Like many of our students, Justin Hui came to CCMH hoping to find a new direction in life. Now he’s a Registered Massage Therapist ready to embark on the next stage of his career. We spoke to the recent graduate about his commute, his professional practice, and the advice he’d like to pass on to future RMTs.
As a recent graduate of the Canadian College of Massage and Hydrotherapy, Justin Hui has plenty of practical advice for current and future CCMH students.
“School doesn’t teach you people skills. Good therapy goes beyond the hand-work,” says Hui. “Get massages from professionals and make a note of how they treat you, from the moment they meet you to techniques. You’ll learn more than you think.”
In that regard, Hui speaks from experience. Before becoming a Registered Massage Therapist, Hui worked as a technician repairing medical equipment. If he saw patients, it was only as a bystander. However, his observations made him curious and eventually inspired him to take a more hands-on approach to the medical industry.
“Massage Therapy was a career change for me,” says Hui. “I saw it as an opportunity to exercise technical skills acquired fixing medical equipment while exploring the more clinical aspect of healthcare.”
He soon enrolled at the CCMH Toronto Campus and dedicated himself to his new profession.
“I chose CCMH because [it] seemed to offer a better program that matched my timeline to get back into school and back into the workforce as quickly as possible,” says Hui. Sadly, his enthusiasm didn’t make the course load any easier. Hui’s time at CCMH was fraught with hurdles, both on and away from campus.
“My commute was pretty rough when I had to take the TTC (mostly because the TTC is awful).”
That might be why Hui is so adamant that students should learn as much as they can outside the classroom. Now that he’s graduated, he’s discovering that there are still plenty of lessons to learn about life as a Registered Massage Therapist, and the ability to grow on the job has made it easier to transition to the workforce.
“The real world isn’t always like your theory,” says Hui. “You might be bored of back, neck, and shoulders, but the general population isn’t. Get used to it.”
That’s the sort of practical knowledge that is valuable at the clinic but seldom covered in academic textbooks. At the moment, Hui is struggling to maintain a proper work-life balance, and while it might not be glamorous, it is an important reality for those hoping to make it in the business.
“I love being able to work on people, but there are days it is emotionally and/or physically draining” says Hui, offering one final piece of advice. “A lot of the time, work goes beyond the hours you’re at the clinic, but the moments where your clients feel (and stay) better are always worth it.”
Interested in pursuing a career as a Massage Therapist?
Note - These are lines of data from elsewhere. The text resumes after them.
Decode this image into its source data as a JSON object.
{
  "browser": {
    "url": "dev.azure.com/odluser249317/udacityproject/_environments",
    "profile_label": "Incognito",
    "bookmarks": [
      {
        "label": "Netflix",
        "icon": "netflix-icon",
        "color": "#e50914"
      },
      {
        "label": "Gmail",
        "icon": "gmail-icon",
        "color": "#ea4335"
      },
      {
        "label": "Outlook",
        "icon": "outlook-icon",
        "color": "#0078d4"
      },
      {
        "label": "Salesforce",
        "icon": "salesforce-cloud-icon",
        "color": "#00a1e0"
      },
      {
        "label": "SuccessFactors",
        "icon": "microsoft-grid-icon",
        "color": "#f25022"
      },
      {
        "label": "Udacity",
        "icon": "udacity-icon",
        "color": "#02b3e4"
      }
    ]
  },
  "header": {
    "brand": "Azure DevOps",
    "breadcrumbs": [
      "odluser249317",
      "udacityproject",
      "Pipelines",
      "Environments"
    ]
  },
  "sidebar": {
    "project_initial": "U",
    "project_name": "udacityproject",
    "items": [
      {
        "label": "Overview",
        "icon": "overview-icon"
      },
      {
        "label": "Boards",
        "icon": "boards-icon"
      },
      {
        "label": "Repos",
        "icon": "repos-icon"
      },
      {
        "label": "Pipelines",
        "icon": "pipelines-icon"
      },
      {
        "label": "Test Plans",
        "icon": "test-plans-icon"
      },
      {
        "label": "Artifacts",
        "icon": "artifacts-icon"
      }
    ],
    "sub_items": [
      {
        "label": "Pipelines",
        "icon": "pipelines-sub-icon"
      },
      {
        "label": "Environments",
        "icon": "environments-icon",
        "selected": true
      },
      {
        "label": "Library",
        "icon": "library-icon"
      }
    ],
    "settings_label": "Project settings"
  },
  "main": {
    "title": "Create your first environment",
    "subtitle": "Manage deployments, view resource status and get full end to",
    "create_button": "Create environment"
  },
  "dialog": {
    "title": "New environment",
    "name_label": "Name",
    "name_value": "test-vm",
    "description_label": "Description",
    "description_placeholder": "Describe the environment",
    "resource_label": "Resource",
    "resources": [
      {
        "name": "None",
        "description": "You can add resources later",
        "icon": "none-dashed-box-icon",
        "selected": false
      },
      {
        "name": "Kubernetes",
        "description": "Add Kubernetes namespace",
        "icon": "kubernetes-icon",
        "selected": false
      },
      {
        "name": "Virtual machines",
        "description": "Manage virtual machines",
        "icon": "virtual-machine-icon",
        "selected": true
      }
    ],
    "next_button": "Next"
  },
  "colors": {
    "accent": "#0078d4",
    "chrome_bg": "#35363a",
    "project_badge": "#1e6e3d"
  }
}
It’s easier than you think! Learn about our other students who found their path at CCMH by checking out our blog. Follow us on Facebook and Twitter for more inspiration!